February is an ideal time for the proactive native gardener to accomplish several tasks that will pay off later in the year. Planning a new garden, thinning and transplanting perennials, maintaining prairies, pruning trees and shrubs, and removing invasive species are all activities to consider during this month.
Consider converting more lawn to native landscape this year. Whether you envision a new flower bed, pocket prairie, or wooded area, begin by designing a landscape plan (samples on our website). Revisit this column in our October newsletter for an overview of how to get a landscape plan started. Select the plants for the new area based on site conditions (e.g., sun exposure, soil conditions). Identify a source for the plants you want, purchase the number of each species you desire, and plant them. The end of the best planting season (late fall – winter) for trees and shrubs is fast approaching. Planting before the end of February will allow trees and shrubs enough time to become established before our stressful Louisiana Summer.

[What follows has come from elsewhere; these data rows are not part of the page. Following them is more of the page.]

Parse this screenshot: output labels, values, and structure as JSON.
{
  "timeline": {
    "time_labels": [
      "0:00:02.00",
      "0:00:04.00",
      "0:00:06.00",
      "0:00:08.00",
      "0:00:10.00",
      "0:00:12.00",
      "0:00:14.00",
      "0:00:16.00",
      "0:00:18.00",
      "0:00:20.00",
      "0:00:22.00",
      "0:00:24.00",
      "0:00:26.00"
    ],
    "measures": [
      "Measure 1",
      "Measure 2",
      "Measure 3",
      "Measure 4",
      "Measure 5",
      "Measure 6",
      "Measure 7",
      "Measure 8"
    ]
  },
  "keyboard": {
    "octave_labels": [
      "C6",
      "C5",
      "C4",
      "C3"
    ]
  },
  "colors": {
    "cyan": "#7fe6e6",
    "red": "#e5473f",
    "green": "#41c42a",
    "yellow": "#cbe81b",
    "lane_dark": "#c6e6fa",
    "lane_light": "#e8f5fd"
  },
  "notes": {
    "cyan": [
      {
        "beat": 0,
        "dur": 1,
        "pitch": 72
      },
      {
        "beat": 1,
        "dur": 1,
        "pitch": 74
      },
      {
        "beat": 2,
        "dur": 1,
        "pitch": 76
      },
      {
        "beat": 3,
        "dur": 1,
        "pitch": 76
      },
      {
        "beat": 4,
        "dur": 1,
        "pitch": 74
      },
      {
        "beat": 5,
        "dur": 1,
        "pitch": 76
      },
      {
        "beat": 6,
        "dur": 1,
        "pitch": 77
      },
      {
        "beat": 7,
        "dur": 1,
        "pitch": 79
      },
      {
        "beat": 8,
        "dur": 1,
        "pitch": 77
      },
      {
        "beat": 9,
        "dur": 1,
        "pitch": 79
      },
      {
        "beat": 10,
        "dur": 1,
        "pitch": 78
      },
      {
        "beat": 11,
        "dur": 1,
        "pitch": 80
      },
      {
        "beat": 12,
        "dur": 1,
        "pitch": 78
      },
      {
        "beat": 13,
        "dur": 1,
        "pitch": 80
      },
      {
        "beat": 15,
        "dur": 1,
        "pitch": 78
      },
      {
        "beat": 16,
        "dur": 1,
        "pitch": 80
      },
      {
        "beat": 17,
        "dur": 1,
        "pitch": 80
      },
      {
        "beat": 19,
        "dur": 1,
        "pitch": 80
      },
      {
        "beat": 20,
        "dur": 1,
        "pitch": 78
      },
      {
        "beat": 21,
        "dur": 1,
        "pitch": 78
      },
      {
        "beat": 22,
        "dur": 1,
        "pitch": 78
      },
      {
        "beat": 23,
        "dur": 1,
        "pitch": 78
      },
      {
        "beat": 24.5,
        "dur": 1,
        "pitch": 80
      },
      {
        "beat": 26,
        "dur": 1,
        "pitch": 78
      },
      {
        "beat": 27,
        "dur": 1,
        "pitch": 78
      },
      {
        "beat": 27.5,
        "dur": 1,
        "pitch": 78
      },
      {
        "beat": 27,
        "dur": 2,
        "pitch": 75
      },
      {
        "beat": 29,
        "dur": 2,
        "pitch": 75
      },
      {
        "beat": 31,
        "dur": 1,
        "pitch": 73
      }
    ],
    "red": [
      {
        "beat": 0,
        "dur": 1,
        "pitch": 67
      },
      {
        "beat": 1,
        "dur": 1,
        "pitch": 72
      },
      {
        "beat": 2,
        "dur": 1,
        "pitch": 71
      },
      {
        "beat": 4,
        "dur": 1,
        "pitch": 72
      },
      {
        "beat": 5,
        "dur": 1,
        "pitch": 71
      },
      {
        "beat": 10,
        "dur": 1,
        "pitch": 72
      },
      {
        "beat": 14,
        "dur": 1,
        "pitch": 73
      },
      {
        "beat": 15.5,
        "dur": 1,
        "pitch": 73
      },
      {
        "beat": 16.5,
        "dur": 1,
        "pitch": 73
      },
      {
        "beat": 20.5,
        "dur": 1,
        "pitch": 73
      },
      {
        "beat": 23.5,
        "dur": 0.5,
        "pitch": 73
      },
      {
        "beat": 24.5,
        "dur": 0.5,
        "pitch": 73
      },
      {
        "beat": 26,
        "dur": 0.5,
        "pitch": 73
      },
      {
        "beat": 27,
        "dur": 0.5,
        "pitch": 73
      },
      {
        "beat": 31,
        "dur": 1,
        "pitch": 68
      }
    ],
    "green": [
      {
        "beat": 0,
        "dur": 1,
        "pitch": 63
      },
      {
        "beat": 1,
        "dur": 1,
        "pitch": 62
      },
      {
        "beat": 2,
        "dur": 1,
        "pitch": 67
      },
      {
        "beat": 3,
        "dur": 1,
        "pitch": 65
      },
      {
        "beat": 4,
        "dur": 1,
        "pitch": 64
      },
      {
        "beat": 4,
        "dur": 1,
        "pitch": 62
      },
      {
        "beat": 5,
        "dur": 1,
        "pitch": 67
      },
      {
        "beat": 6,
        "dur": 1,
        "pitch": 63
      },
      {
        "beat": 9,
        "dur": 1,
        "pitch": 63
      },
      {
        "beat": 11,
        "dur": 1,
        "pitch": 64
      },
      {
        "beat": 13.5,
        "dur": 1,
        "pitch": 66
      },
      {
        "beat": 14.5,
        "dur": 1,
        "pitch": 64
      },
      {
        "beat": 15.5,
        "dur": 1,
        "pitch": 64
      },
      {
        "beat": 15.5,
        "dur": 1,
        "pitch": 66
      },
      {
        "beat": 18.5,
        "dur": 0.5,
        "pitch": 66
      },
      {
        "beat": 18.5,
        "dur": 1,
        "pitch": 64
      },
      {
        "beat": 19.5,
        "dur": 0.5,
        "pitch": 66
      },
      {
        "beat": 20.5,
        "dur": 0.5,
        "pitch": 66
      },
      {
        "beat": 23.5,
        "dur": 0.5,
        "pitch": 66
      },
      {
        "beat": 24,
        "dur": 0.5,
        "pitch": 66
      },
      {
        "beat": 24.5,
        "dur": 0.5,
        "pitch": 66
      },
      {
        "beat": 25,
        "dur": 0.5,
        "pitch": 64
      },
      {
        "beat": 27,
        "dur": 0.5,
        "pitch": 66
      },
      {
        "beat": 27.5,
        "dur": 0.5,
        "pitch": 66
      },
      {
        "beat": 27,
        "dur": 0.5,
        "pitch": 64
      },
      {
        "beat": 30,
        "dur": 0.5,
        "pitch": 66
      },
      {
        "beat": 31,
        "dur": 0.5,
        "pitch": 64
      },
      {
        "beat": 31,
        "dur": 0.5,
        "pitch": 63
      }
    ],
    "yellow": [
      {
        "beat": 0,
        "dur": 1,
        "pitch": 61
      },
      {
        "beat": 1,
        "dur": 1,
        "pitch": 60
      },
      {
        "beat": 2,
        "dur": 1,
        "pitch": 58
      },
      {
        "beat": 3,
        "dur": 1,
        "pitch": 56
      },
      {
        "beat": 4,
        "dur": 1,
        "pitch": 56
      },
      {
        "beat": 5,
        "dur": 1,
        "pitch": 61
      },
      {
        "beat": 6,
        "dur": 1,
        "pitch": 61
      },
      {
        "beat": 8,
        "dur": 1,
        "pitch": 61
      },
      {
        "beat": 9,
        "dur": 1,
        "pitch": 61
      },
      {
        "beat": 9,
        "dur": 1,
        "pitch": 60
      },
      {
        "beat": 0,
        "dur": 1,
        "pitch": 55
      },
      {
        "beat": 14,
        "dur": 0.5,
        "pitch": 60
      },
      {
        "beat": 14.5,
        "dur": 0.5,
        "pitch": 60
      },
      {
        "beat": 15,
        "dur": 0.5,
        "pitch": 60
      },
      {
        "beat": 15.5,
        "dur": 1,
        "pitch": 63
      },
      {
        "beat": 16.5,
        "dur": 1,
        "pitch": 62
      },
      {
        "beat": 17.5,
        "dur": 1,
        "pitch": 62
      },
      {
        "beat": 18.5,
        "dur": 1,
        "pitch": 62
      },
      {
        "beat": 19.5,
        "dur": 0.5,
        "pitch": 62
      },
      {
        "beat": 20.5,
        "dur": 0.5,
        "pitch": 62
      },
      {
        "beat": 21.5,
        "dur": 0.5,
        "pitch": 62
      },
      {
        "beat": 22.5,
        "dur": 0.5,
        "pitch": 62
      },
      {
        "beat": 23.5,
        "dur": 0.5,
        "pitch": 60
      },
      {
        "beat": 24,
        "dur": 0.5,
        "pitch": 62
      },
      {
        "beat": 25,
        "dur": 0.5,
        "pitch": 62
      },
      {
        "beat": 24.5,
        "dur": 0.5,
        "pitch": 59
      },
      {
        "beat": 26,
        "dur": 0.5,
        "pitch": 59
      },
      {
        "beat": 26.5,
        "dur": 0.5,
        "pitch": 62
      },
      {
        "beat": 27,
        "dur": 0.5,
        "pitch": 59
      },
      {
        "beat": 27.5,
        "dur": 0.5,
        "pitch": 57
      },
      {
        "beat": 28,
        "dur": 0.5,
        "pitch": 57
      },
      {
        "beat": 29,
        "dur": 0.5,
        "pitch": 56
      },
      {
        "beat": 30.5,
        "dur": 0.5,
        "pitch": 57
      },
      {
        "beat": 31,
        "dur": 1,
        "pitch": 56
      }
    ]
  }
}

February also is a good time to divide perennials such as purple coneflower and gulf coast penstemon. Surplus plants can be rearranged and spaced out within flower beds, transplanted to other parts of the garden, or shared with friends.
Prairies also require some attention this month. No matter the size of your prairie, mowing or burning should be carried out before native plants begin to emerge in response to warmer spring weather. Mowing and burning discourages non-native vegetation and gives the edge to prairie natives as they compete with non-natives for light and nutrients.
Pruning should be completed this month before deciduous plants begin to leaf out. Examine trees and shrubs. Remove dead, broken or deformed branches. Consider thinning dense branching by removing inward-growing limbs. Pruning may also be needed for some plants to achieve a desired shape or form.
February is a good month to remove invasive plant species in your landscape. For example, the green foliage of Japanese Honeysuckle (Lonicera japonica) and Chinese Privet (Ligustrum sinense) really stand out this time of the year when most plants are dormant. Honeysuckle vines and privet seedings are easily uprooted by hand, especially after a rain when the soil is wet and spongy.
From ANPP February 2021 Newsletter.